Each line of the data below should be restated exactly, with images left out.

Recorded data

........

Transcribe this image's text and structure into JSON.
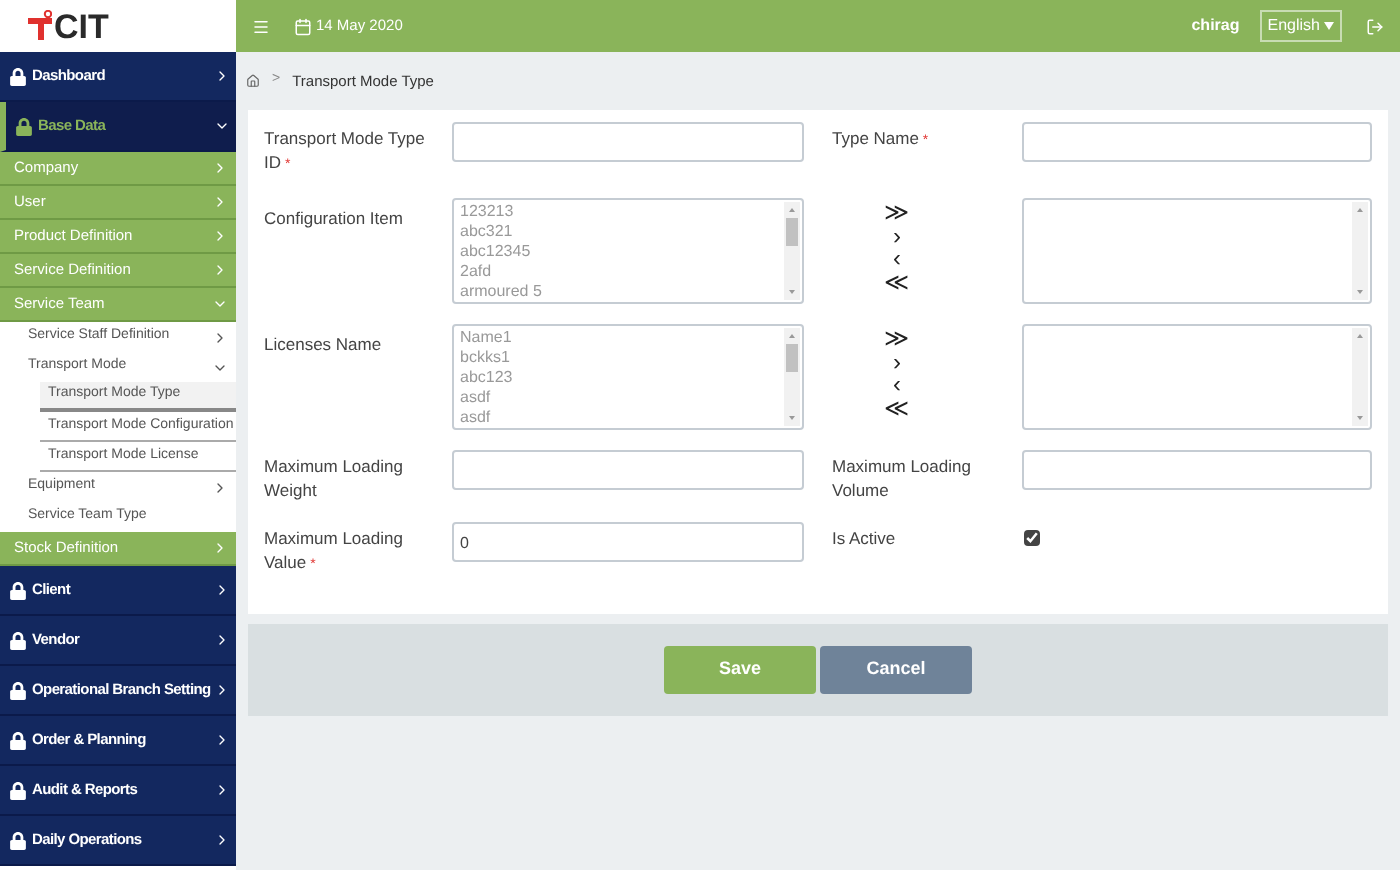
{
  "logo": {
    "text": "CIT"
  },
  "sidebar": {
    "items": [
      {
        "label": "Dashboard",
        "expanded": false
      },
      {
        "label": "Base Data",
        "expanded": true,
        "children": [
          {
            "label": "Company",
            "expanded": false
          },
          {
            "label": "User",
            "expanded": false
          },
          {
            "label": "Product Definition",
            "expanded": false
          },
          {
            "label": "Service Definition",
            "expanded": false
          },
          {
            "label": "Service Team",
            "expanded": true,
            "children": [
              {
                "label": "Service Staff Definition",
                "expanded": false
              },
              {
                "label": "Transport Mode",
                "expanded": true,
                "children": [
                  {
                    "label": "Transport Mode Type",
                    "selected": true
                  },
                  {
                    "label": "Transport Mode Configuration",
                    "selected": false
                  },
                  {
                    "label": "Transport Mode License",
                    "selected": false
                  }
                ]
              },
              {
                "label": "Equipment",
                "expanded": false
              },
              {
                "label": "Service Team Type"
              }
            ]
          },
          {
            "label": "Stock Definition",
            "expanded": false
          }
        ]
      },
      {
        "label": "Client",
        "expanded": false
      },
      {
        "label": "Vendor",
        "expanded": false
      },
      {
        "label": "Operational Branch Setting",
        "expanded": false
      },
      {
        "label": "Order & Planning",
        "expanded": false
      },
      {
        "label": "Audit & Reports",
        "expanded": false
      },
      {
        "label": "Daily Operations",
        "expanded": false
      }
    ]
  },
  "topbar": {
    "date": "14 May 2020",
    "user": "chirag",
    "language": "English"
  },
  "breadcrumb": {
    "separator": ">",
    "current": "Transport Mode Type"
  },
  "form": {
    "rows": [
      {
        "kind": "pair",
        "left": {
          "label": "Transport Mode Type ID",
          "required_mark": "*"
        },
        "right": {
          "label": "Type Name",
          "required_mark": "*"
        }
      },
      {
        "kind": "transfer",
        "label": "Configuration Item",
        "available": [
          "123213",
          "abc321",
          "abc12345",
          "2afd",
          "armoured 5"
        ],
        "chosen": [],
        "buttons": [
          "≫",
          "›",
          "‹",
          "≪"
        ]
      },
      {
        "kind": "transfer",
        "label": "Licenses Name",
        "available": [
          "Name1",
          "bckks1",
          "abc123",
          "asdf",
          "asdf"
        ],
        "chosen": [],
        "buttons": [
          "≫",
          "›",
          "‹",
          "≪"
        ]
      },
      {
        "kind": "pair",
        "left": {
          "label": "Maximum Loading Weight"
        },
        "right": {
          "label": "Maximum Loading Volume"
        }
      },
      {
        "kind": "pair",
        "left": {
          "label": "Maximum Loading Value",
          "required_mark": "*",
          "value": "0"
        },
        "right": {
          "label": "Is Active",
          "kind": "checkbox",
          "checked": true
        }
      }
    ]
  },
  "buttons": [
    {
      "label": "Save",
      "kind": "primary"
    },
    {
      "label": "Cancel",
      "kind": "secondary"
    }
  ]
}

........

= Answer to the problem =
Transcribe this image's text and structure into JSON.
{
  "logo": {
    "text": "CIT"
  },
  "sidebar": {
    "items": [
      {
        "label": "Dashboard",
        "expanded": false
      },
      {
        "label": "Base Data",
        "expanded": true,
        "children": [
          {
            "label": "Company",
            "expanded": false
          },
          {
            "label": "User",
            "expanded": false
          },
          {
            "label": "Product Definition",
            "expanded": false
          },
          {
            "label": "Service Definition",
            "expanded": false
          },
          {
            "label": "Service Team",
            "expanded": true,
            "children": [
              {
                "label": "Service Staff Definition",
                "expanded": false
              },
              {
                "label": "Transport Mode",
                "expanded": true,
                "children": [
                  {
                    "label": "Transport Mode Type",
                    "selected": true
                  },
                  {
                    "label": "Transport Mode Configuration",
                    "selected": false
                  },
                  {
                    "label": "Transport Mode License",
                    "selected": false
                  }
                ]
              },
              {
                "label": "Equipment",
                "expanded": false
              },
              {
                "label": "Service Team Type"
              }
            ]
          },
          {
            "label": "Stock Definition",
            "expanded": false
          }
        ]
      },
      {
        "label": "Client",
        "expanded": false
      },
      {
        "label": "Vendor",
        "expanded": false
      },
      {
        "label": "Operational Branch Setting",
        "expanded": false
      },
      {
        "label": "Order & Planning",
        "expanded": false
      },
      {
        "label": "Audit & Reports",
        "expanded": false
      },
      {
        "label": "Daily Operations",
        "expanded": false
      }
    ]
  },
  "topbar": {
    "date": "14 May 2020",
    "user": "chirag",
    "language": "English"
  },
  "breadcrumb": {
    "separator": ">",
    "current": "Transport Mode Type"
  },
  "form": {
    "rows": [
      {
        "kind": "pair",
        "left": {
          "label": "Transport Mode Type ID",
          "required_mark": "*"
        },
        "right": {
          "label": "Type Name",
          "required_mark": "*"
        }
      },
      {
        "kind": "transfer",
        "label": "Configuration Item",
        "available": [
          "123213",
          "abc321",
          "abc12345",
          "2afd",
          "armoured 5"
        ],
        "chosen": [],
        "buttons": [
          "≫",
          "›",
          "‹",
          "≪"
        ]
      },
      {
        "kind": "transfer",
        "label": "Licenses Name",
        "available": [
          "Name1",
          "bckks1",
          "abc123",
          "asdf",
          "asdf"
        ],
        "chosen": [],
        "buttons": [
          "≫",
          "›",
          "‹",
          "≪"
        ]
      },
      {
        "kind": "pair",
        "left": {
          "label": "Maximum Loading Weight"
        },
        "right": {
          "label": "Maximum Loading Volume"
        }
      },
      {
        "kind": "pair",
        "left": {
          "label": "Maximum Loading Value",
          "required_mark": "*",
          "value": "0"
        },
        "right": {
          "label": "Is Active",
          "kind": "checkbox",
          "checked": true
        }
      }
    ]
  },
  "buttons": [
    {
      "label": "Save",
      "kind": "primary"
    },
    {
      "label": "Cancel",
      "kind": "secondary"
    }
  ]
}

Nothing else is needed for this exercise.